→ PROBLEM TO WORK ON:
Take the entries below and retype them exactly.

== Segment start ==

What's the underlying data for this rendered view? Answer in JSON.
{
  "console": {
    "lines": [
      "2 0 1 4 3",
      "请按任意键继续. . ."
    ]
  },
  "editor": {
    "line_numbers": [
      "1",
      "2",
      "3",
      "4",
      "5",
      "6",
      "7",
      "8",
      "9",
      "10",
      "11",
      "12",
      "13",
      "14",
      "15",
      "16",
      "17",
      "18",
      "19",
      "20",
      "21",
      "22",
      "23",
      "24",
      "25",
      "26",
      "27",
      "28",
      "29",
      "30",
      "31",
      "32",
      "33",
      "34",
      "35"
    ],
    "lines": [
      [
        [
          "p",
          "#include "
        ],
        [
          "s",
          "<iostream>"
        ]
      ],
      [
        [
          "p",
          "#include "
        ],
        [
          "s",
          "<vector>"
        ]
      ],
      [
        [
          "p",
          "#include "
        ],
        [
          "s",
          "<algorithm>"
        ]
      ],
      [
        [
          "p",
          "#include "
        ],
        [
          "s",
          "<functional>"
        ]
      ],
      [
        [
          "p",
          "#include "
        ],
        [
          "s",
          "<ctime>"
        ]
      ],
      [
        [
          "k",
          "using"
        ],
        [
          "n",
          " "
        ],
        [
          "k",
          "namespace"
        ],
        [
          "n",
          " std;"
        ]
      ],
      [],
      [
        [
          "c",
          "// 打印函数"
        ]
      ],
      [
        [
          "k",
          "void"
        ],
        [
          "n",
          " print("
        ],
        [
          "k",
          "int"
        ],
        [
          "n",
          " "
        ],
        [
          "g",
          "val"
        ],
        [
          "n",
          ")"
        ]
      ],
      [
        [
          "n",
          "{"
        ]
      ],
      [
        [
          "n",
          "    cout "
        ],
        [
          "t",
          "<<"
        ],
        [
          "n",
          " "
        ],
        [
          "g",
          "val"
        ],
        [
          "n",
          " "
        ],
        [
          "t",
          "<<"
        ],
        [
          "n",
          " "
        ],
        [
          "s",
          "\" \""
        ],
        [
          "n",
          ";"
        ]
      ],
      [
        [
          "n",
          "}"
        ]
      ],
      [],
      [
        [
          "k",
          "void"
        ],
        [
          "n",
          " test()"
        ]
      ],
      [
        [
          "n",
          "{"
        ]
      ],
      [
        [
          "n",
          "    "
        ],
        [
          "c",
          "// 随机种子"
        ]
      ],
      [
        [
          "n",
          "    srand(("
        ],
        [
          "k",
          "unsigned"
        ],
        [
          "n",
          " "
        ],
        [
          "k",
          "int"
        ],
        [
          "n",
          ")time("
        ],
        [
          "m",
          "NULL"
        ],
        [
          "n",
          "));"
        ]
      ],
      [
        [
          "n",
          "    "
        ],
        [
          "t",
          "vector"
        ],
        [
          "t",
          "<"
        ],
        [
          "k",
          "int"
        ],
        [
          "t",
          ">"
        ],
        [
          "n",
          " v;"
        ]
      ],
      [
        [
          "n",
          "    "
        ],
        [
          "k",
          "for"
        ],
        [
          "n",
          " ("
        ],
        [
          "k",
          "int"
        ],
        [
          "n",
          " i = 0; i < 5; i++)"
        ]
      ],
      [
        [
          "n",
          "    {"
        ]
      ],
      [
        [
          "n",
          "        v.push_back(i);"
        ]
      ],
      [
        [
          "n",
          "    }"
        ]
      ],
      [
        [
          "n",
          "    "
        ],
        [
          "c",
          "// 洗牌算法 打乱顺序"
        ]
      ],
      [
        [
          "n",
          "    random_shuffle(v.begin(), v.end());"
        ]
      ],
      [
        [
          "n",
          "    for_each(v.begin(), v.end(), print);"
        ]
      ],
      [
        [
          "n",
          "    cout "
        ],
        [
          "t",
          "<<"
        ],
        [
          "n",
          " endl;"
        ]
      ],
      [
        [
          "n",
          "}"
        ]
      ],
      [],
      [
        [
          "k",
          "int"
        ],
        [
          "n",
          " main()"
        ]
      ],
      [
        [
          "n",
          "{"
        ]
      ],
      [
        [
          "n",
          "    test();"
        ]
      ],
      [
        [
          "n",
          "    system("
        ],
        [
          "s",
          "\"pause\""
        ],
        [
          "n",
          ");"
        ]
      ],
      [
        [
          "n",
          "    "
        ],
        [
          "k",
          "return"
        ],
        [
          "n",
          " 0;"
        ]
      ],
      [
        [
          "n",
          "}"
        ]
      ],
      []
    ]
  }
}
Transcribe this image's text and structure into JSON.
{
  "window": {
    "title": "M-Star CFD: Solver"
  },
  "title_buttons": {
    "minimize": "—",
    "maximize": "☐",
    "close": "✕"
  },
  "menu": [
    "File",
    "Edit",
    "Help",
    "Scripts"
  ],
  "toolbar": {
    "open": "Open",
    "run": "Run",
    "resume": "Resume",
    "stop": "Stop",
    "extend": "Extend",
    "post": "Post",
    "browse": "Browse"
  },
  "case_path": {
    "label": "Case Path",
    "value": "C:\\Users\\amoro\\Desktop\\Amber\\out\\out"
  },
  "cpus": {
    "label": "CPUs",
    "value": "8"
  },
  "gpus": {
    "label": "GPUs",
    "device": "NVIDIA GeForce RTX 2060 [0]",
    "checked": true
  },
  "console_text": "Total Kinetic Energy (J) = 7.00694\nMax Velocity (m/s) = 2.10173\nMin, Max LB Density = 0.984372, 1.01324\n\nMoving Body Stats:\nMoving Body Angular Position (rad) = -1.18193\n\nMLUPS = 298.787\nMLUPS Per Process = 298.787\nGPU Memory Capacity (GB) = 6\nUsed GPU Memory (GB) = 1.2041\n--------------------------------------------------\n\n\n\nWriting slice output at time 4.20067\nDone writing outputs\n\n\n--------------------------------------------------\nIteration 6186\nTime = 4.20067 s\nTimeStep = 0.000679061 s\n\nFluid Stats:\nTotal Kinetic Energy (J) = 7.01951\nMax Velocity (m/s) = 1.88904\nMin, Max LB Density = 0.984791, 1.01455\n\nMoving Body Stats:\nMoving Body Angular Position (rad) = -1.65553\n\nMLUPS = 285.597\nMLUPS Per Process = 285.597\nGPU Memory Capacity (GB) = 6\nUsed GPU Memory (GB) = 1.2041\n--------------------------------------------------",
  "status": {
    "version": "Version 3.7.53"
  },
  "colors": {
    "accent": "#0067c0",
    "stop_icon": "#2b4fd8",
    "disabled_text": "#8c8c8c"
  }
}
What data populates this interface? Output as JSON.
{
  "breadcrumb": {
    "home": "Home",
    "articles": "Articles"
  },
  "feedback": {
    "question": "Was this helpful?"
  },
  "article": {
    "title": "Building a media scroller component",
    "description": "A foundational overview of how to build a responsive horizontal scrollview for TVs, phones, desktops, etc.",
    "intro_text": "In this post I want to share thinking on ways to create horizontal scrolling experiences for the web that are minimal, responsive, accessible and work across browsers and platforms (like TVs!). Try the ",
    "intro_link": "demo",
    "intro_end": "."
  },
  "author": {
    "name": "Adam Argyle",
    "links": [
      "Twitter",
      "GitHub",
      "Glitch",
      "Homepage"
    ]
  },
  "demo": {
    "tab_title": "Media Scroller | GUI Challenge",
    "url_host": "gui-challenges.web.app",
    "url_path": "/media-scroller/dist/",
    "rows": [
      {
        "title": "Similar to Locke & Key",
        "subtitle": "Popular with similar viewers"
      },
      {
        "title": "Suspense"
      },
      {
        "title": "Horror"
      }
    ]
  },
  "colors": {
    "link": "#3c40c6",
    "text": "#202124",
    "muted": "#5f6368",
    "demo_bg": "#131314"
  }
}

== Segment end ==

→ REPLY:
What's the underlying data for this rendered view? Answer in JSON.
{
  "console": {
    "lines": [
      "2 0 1 4 3",
      "请按任意键继续. . ."
    ]
  },
  "editor": {
    "line_numbers": [
      "1",
      "2",
      "3",
      "4",
      "5",
      "6",
      "7",
      "8",
      "9",
      "10",
      "11",
      "12",
      "13",
      "14",
      "15",
      "16",
      "17",
      "18",
      "19",
      "20",
      "21",
      "22",
      "23",
      "24",
      "25",
      "26",
      "27",
      "28",
      "29",
      "30",
      "31",
      "32",
      "33",
      "34",
      "35"
    ],
    "lines": [
      [
        [
          "p",
          "#include "
        ],
        [
          "s",
          "<iostream>"
        ]
      ],
      [
        [
          "p",
          "#include "
        ],
        [
          "s",
          "<vector>"
        ]
      ],
      [
        [
          "p",
          "#include "
        ],
        [
          "s",
          "<algorithm>"
        ]
      ],
      [
        [
          "p",
          "#include "
        ],
        [
          "s",
          "<functional>"
        ]
      ],
      [
        [
          "p",
          "#include "
        ],
        [
          "s",
          "<ctime>"
        ]
      ],
      [
        [
          "k",
          "using"
        ],
        [
          "n",
          " "
        ],
        [
          "k",
          "namespace"
        ],
        [
          "n",
          " std;"
        ]
      ],
      [],
      [
        [
          "c",
          "// 打印函数"
        ]
      ],
      [
        [
          "k",
          "void"
        ],
        [
          "n",
          " print("
        ],
        [
          "k",
          "int"
        ],
        [
          "n",
          " "
        ],
        [
          "g",
          "val"
        ],
        [
          "n",
          ")"
        ]
      ],
      [
        [
          "n",
          "{"
        ]
      ],
      [
        [
          "n",
          "    cout "
        ],
        [
          "t",
          "<<"
        ],
        [
          "n",
          " "
        ],
        [
          "g",
          "val"
        ],
        [
          "n",
          " "
        ],
        [
          "t",
          "<<"
        ],
        [
          "n",
          " "
        ],
        [
          "s",
          "\" \""
        ],
        [
          "n",
          ";"
        ]
      ],
      [
        [
          "n",
          "}"
        ]
      ],
      [],
      [
        [
          "k",
          "void"
        ],
        [
          "n",
          " test()"
        ]
      ],
      [
        [
          "n",
          "{"
        ]
      ],
      [
        [
          "n",
          "    "
        ],
        [
          "c",
          "// 随机种子"
        ]
      ],
      [
        [
          "n",
          "    srand(("
        ],
        [
          "k",
          "unsigned"
        ],
        [
          "n",
          " "
        ],
        [
          "k",
          "int"
        ],
        [
          "n",
          ")time("
        ],
        [
          "m",
          "NULL"
        ],
        [
          "n",
          "));"
        ]
      ],
      [
        [
          "n",
          "    "
        ],
        [
          "t",
          "vector"
        ],
        [
          "t",
          "<"
        ],
        [
          "k",
          "int"
        ],
        [
          "t",
          ">"
        ],
        [
          "n",
          " v;"
        ]
      ],
      [
        [
          "n",
          "    "
        ],
        [
          "k",
          "for"
        ],
        [
          "n",
          " ("
        ],
        [
          "k",
          "int"
        ],
        [
          "n",
          " i = 0; i < 5; i++)"
        ]
      ],
      [
        [
          "n",
          "    {"
        ]
      ],
      [
        [
          "n",
          "        v.push_back(i);"
        ]
      ],
      [
        [
          "n",
          "    }"
        ]
      ],
      [
        [
          "n",
          "    "
        ],
        [
          "c",
          "// 洗牌算法 打乱顺序"
        ]
      ],
      [
        [
          "n",
          "    random_shuffle(v.begin(), v.end());"
        ]
      ],
      [
        [
          "n",
          "    for_each(v.begin(), v.end(), print);"
        ]
      ],
      [
        [
          "n",
          "    cout "
        ],
        [
          "t",
          "<<"
        ],
        [
          "n",
          " endl;"
        ]
      ],
      [
        [
          "n",
          "}"
        ]
      ],
      [],
      [
        [
          "k",
          "int"
        ],
        [
          "n",
          " main()"
        ]
      ],
      [
        [
          "n",
          "{"
        ]
      ],
      [
        [
          "n",
          "    test();"
        ]
      ],
      [
        [
          "n",
          "    system("
        ],
        [
          "s",
          "\"pause\""
        ],
        [
          "n",
          ");"
        ]
      ],
      [
        [
          "n",
          "    "
        ],
        [
          "k",
          "return"
        ],
        [
          "n",
          " 0;"
        ]
      ],
      [
        [
          "n",
          "}"
        ]
      ],
      []
    ]
  }
}
Transcribe this image's text and structure into JSON.
{
  "window": {
    "title": "M-Star CFD: Solver"
  },
  "title_buttons": {
    "minimize": "—",
    "maximize": "☐",
    "close": "✕"
  },
  "menu": [
    "File",
    "Edit",
    "Help",
    "Scripts"
  ],
  "toolbar": {
    "open": "Open",
    "run": "Run",
    "resume": "Resume",
    "stop": "Stop",
    "extend": "Extend",
    "post": "Post",
    "browse": "Browse"
  },
  "case_path": {
    "label": "Case Path",
    "value": "C:\\Users\\amoro\\Desktop\\Amber\\out\\out"
  },
  "cpus": {
    "label": "CPUs",
    "value": "8"
  },
  "gpus": {
    "label": "GPUs",
    "device": "NVIDIA GeForce RTX 2060 [0]",
    "checked": true
  },
  "console_text": "Total Kinetic Energy (J) = 7.00694\nMax Velocity (m/s) = 2.10173\nMin, Max LB Density = 0.984372, 1.01324\n\nMoving Body Stats:\nMoving Body Angular Position (rad) = -1.18193\n\nMLUPS = 298.787\nMLUPS Per Process = 298.787\nGPU Memory Capacity (GB) = 6\nUsed GPU Memory (GB) = 1.2041\n--------------------------------------------------\n\n\n\nWriting slice output at time 4.20067\nDone writing outputs\n\n\n--------------------------------------------------\nIteration 6186\nTime = 4.20067 s\nTimeStep = 0.000679061 s\n\nFluid Stats:\nTotal Kinetic Energy (J) = 7.01951\nMax Velocity (m/s) = 1.88904\nMin, Max LB Density = 0.984791, 1.01455\n\nMoving Body Stats:\nMoving Body Angular Position (rad) = -1.65553\n\nMLUPS = 285.597\nMLUPS Per Process = 285.597\nGPU Memory Capacity (GB) = 6\nUsed GPU Memory (GB) = 1.2041\n--------------------------------------------------",
  "status": {
    "version": "Version 3.7.53"
  },
  "colors": {
    "accent": "#0067c0",
    "stop_icon": "#2b4fd8",
    "disabled_text": "#8c8c8c"
  }
}
What data populates this interface? Output as JSON.
{
  "breadcrumb": {
    "home": "Home",
    "articles": "Articles"
  },
  "feedback": {
    "question": "Was this helpful?"
  },
  "article": {
    "title": "Building a media scroller component",
    "description": "A foundational overview of how to build a responsive horizontal scrollview for TVs, phones, desktops, etc.",
    "intro_text": "In this post I want to share thinking on ways to create horizontal scrolling experiences for the web that are minimal, responsive, accessible and work across browsers and platforms (like TVs!). Try the ",
    "intro_link": "demo",
    "intro_end": "."
  },
  "author": {
    "name": "Adam Argyle",
    "links": [
      "Twitter",
      "GitHub",
      "Glitch",
      "Homepage"
    ]
  },
  "demo": {
    "tab_title": "Media Scroller | GUI Challenge",
    "url_host": "gui-challenges.web.app",
    "url_path": "/media-scroller/dist/",
    "rows": [
      {
        "title": "Similar to Locke & Key",
        "subtitle": "Popular with similar viewers"
      },
      {
        "title": "Suspense"
      },
      {
        "title": "Horror"
      }
    ]
  },
  "colors": {
    "link": "#3c40c6",
    "text": "#202124",
    "muted": "#5f6368",
    "demo_bg": "#131314"
  }
}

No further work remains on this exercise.